- **WHAT IS EXPECTED**
Please count every line of the following material that holds "timestamp" and give the total alone.

- **THE RECORDS**
━━━━

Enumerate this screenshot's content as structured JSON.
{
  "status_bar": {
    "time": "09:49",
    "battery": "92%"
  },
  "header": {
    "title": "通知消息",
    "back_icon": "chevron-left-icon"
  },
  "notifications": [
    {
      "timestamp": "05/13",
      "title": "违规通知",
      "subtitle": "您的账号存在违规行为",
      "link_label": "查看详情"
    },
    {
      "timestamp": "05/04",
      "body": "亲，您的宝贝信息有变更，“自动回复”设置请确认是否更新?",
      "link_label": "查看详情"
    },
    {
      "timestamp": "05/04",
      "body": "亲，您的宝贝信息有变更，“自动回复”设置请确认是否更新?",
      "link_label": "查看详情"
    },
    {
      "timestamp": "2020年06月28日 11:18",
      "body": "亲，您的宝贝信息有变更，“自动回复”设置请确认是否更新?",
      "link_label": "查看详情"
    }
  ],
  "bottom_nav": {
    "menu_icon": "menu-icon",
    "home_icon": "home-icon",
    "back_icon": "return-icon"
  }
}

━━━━

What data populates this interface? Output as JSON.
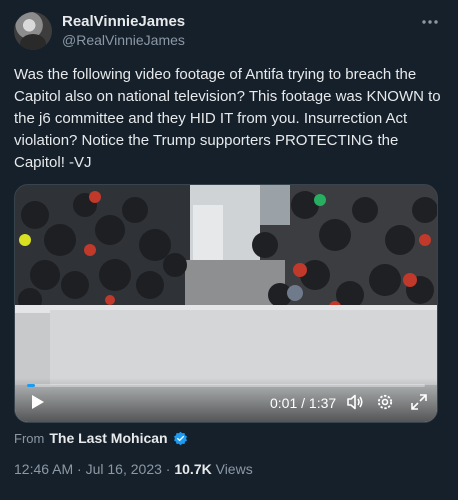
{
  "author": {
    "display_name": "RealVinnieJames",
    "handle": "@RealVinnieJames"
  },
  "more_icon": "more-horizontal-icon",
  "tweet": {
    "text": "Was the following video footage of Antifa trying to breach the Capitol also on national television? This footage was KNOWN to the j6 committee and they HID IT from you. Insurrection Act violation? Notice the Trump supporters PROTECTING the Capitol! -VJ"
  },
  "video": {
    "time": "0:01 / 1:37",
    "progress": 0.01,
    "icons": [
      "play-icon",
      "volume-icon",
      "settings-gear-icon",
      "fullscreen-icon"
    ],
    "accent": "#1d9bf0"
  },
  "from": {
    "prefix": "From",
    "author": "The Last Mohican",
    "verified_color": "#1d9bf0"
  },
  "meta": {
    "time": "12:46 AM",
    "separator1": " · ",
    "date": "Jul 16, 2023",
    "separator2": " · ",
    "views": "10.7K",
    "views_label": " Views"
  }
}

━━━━

- **YOUR SOLUTION**
4